### Exercise instructions
State the count of lines below in which the word "zile" appears, and add nothing.
##### Dataset excerpts
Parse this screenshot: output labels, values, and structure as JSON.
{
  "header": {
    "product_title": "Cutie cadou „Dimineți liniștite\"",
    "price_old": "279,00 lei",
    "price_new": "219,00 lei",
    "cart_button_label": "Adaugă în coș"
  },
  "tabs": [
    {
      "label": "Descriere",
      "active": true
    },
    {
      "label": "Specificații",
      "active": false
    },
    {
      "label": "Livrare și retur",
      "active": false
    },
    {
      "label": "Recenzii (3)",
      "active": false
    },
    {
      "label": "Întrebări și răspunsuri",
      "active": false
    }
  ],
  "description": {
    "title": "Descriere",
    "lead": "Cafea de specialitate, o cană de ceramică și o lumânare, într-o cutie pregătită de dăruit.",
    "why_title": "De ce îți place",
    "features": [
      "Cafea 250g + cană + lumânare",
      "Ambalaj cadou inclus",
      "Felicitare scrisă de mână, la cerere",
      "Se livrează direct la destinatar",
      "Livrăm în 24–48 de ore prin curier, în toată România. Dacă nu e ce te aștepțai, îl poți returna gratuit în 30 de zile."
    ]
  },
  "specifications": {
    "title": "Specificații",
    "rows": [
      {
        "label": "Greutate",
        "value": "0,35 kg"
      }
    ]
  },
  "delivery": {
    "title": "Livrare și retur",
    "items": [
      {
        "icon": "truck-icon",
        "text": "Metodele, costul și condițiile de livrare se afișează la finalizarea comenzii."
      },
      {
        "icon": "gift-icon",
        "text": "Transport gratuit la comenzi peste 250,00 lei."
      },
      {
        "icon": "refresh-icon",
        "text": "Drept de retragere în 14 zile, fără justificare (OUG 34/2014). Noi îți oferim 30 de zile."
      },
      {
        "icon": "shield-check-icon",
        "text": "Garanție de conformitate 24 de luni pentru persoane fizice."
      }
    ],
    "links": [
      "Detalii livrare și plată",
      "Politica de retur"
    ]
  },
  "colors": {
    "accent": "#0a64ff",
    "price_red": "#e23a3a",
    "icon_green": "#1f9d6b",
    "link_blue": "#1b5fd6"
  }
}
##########
### Worked solution
2